■ What you have to do
Could you repeat, word for word, the line with "Transcribe this image's" and every line after it in the records below, leaving out any pictures?

■ Excerpted records

^^^^

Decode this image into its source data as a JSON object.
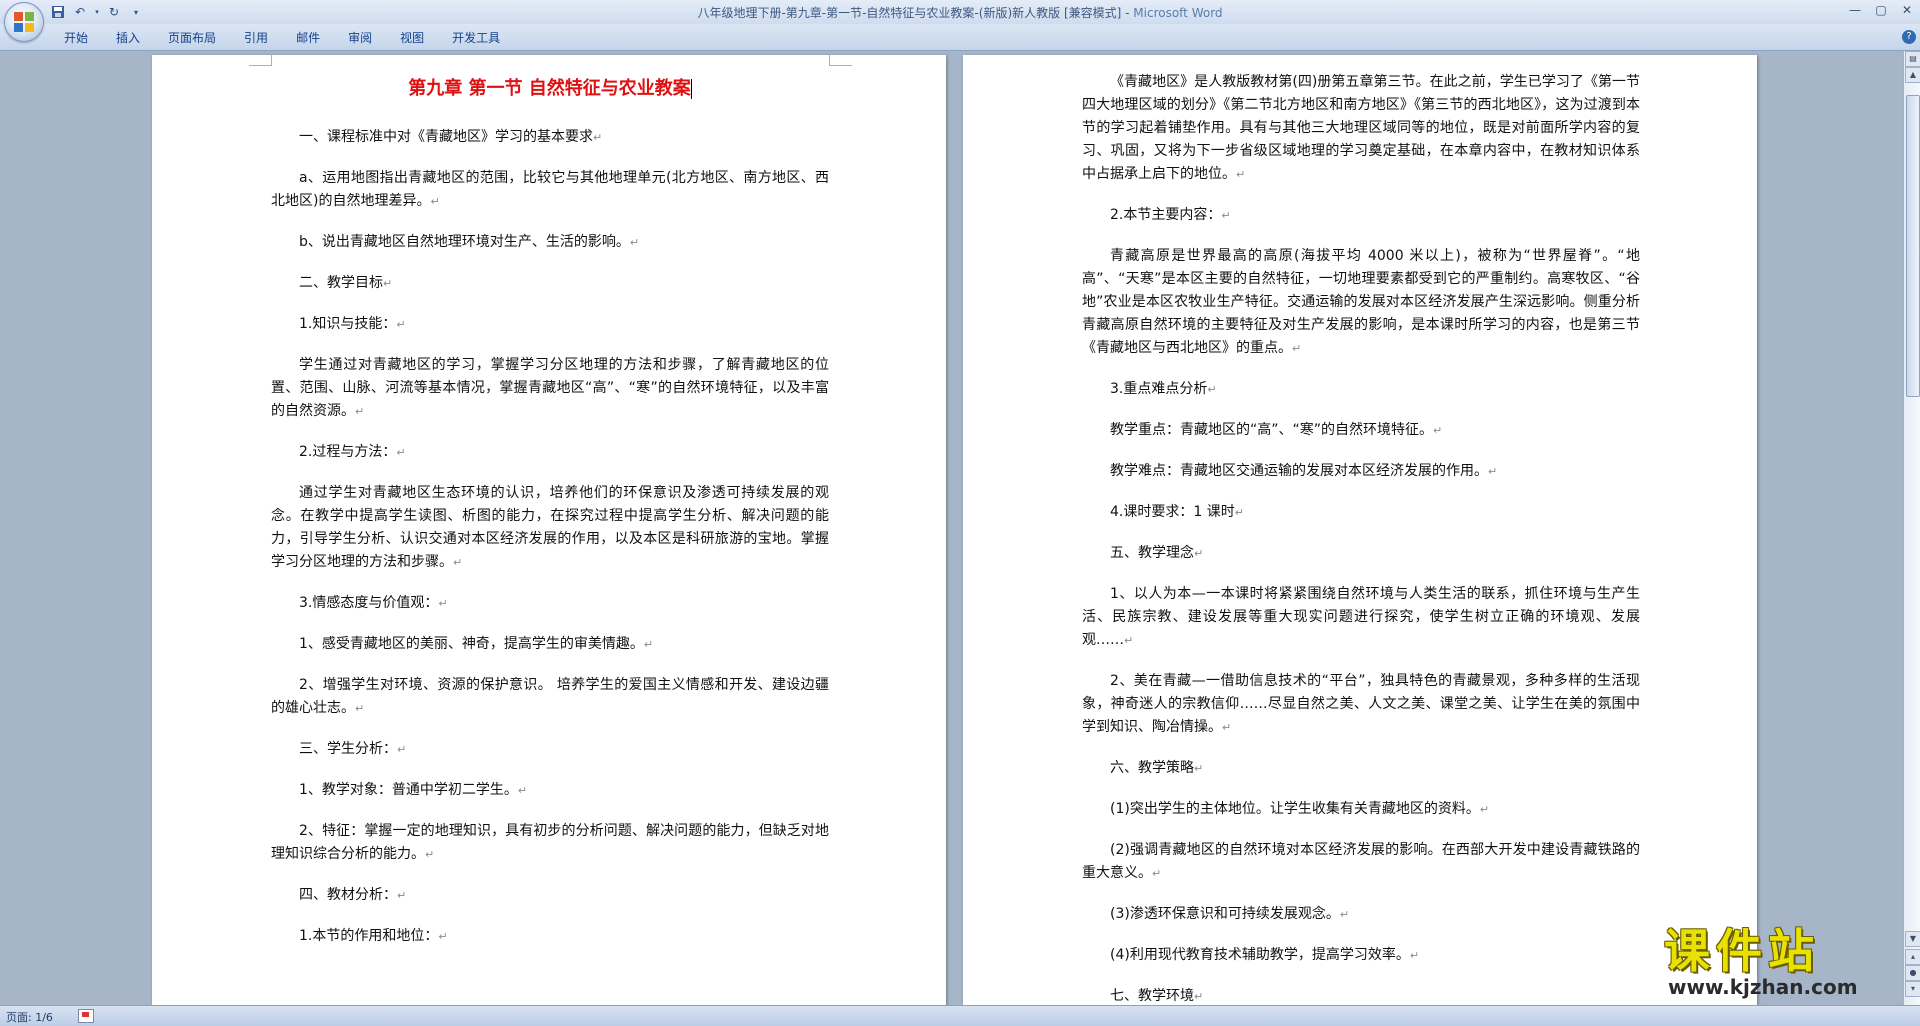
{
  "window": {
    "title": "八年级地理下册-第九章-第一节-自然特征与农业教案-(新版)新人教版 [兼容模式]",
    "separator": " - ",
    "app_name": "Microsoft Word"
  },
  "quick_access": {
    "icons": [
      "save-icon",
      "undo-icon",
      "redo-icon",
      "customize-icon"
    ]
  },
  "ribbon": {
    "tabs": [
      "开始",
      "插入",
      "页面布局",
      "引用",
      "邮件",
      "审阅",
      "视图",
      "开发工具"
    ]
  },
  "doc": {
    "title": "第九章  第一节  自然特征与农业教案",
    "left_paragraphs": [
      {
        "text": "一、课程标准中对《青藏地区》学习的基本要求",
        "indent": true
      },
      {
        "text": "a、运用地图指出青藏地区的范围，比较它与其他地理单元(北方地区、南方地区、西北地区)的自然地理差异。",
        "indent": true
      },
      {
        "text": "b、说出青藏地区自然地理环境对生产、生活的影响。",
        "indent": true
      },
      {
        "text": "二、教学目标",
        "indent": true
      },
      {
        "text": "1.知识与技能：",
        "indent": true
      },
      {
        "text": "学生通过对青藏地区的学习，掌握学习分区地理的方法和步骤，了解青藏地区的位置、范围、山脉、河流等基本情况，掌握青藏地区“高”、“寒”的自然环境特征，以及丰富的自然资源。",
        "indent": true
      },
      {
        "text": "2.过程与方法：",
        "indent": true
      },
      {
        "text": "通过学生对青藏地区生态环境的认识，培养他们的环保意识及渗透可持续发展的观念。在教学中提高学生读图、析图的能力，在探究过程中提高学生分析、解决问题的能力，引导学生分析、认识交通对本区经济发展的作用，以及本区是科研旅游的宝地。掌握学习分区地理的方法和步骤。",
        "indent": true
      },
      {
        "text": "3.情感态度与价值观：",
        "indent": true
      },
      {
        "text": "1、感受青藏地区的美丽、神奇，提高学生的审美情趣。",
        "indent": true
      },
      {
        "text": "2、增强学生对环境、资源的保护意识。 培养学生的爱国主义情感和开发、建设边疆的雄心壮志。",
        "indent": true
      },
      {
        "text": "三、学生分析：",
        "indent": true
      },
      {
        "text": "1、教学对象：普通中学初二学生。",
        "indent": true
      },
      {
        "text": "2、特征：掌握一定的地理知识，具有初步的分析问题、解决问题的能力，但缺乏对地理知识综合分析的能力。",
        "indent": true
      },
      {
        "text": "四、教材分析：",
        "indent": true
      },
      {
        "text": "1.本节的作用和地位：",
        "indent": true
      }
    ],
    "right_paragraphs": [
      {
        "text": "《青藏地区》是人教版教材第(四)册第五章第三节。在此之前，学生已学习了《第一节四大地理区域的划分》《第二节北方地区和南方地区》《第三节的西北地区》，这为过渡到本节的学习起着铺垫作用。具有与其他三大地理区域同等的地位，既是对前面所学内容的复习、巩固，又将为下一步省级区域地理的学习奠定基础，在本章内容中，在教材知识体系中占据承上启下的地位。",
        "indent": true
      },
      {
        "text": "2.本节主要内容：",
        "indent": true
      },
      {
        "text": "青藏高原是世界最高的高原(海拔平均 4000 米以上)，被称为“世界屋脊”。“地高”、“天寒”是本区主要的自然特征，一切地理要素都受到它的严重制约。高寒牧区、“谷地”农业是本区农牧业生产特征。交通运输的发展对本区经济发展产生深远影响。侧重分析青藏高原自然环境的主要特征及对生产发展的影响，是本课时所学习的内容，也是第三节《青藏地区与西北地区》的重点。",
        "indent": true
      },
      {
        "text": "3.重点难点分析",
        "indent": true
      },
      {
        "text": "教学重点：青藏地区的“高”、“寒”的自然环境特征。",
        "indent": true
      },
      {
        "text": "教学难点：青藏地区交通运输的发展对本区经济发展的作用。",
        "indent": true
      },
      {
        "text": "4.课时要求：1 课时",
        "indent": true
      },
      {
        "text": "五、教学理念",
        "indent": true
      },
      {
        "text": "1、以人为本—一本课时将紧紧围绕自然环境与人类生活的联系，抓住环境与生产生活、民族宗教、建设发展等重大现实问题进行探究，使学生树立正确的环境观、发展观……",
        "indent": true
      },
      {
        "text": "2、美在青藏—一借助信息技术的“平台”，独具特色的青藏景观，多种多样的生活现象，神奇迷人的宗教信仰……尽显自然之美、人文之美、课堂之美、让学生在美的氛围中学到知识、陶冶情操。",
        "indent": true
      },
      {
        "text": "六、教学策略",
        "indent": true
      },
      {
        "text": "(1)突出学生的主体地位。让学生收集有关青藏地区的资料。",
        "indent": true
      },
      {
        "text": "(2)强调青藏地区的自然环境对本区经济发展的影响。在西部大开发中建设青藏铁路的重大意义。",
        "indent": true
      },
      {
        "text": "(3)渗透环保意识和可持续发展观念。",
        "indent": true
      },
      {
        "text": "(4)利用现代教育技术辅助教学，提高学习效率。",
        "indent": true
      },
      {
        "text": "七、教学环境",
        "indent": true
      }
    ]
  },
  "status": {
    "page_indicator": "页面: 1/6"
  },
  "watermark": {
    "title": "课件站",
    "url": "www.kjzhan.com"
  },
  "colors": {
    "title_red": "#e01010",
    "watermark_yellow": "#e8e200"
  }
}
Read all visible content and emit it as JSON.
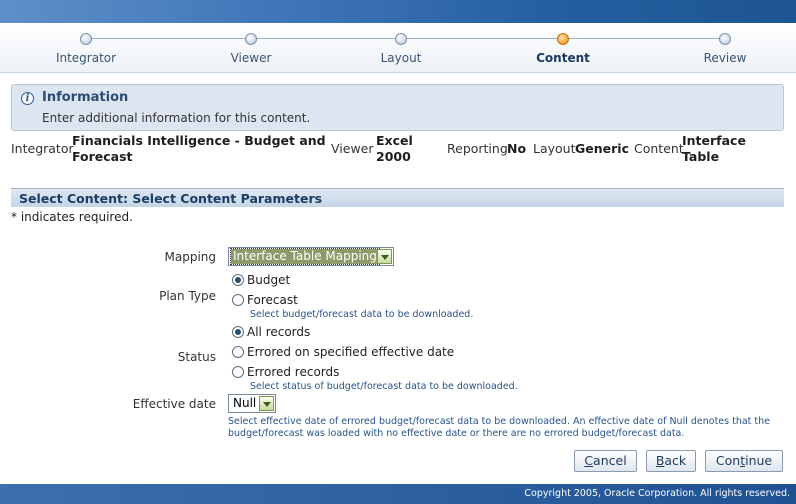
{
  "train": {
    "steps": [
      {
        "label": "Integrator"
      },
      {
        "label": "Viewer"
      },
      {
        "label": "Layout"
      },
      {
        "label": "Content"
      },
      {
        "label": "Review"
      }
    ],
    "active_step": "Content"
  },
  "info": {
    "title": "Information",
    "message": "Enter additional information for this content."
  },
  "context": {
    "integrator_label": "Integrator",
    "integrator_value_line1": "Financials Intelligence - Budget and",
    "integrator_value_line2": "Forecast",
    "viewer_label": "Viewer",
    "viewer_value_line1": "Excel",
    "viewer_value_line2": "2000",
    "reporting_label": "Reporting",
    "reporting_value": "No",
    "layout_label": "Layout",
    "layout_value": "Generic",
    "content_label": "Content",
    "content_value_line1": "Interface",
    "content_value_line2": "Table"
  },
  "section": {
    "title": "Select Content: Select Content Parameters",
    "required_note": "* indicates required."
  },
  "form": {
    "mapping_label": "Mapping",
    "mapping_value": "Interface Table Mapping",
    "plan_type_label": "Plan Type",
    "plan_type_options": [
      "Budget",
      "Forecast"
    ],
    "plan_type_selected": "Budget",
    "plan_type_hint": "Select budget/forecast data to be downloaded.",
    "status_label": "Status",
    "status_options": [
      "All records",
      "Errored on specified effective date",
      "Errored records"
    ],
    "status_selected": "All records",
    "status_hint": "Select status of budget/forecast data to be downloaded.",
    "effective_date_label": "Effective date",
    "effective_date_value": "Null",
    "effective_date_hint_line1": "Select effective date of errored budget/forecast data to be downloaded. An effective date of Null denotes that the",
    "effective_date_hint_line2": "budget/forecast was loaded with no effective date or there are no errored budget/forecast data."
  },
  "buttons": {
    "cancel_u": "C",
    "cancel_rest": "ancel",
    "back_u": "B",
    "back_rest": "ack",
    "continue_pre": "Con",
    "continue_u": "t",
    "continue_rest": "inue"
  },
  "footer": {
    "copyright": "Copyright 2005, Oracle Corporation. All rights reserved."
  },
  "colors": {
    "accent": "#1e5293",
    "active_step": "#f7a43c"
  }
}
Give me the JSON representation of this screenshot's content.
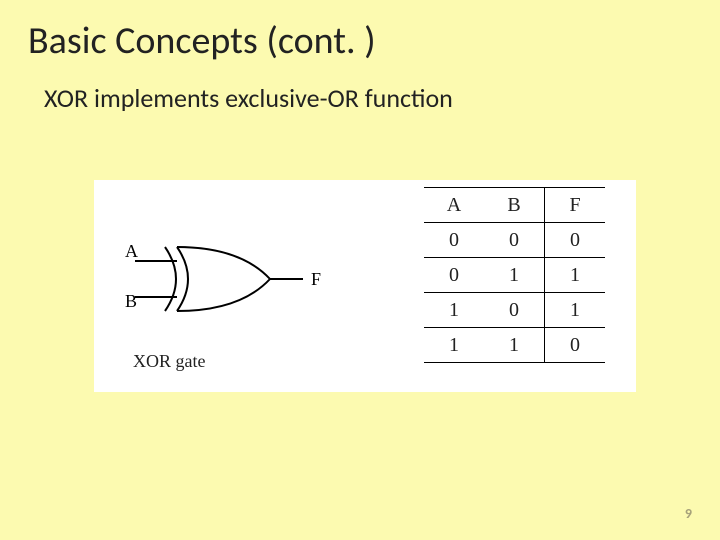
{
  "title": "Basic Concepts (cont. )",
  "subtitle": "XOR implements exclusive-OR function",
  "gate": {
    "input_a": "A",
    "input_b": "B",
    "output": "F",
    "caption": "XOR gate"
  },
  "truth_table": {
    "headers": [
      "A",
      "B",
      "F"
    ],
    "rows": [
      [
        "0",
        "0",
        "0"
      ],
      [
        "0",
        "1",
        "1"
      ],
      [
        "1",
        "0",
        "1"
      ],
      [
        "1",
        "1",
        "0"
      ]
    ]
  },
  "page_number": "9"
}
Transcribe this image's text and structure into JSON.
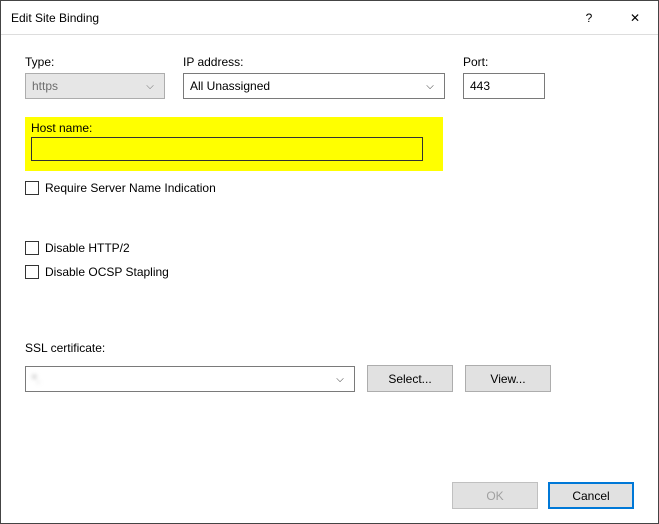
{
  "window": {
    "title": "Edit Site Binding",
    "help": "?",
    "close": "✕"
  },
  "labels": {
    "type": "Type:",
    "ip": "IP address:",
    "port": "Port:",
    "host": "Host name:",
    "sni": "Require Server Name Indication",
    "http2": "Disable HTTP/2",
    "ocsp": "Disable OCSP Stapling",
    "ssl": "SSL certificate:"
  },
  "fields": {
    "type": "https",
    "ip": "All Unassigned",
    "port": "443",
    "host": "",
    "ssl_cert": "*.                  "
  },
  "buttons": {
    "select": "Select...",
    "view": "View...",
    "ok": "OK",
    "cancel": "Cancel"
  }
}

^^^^

■ Answer section
Transcribe this image's text and structure into JSON.
{
  "window": {
    "title": "Edit Site Binding",
    "help": "?",
    "close": "✕"
  },
  "labels": {
    "type": "Type:",
    "ip": "IP address:",
    "port": "Port:",
    "host": "Host name:",
    "sni": "Require Server Name Indication",
    "http2": "Disable HTTP/2",
    "ocsp": "Disable OCSP Stapling",
    "ssl": "SSL certificate:"
  },
  "fields": {
    "type": "https",
    "ip": "All Unassigned",
    "port": "443",
    "host": "",
    "ssl_cert": "*.                  "
  },
  "buttons": {
    "select": "Select...",
    "view": "View...",
    "ok": "OK",
    "cancel": "Cancel"
  }
}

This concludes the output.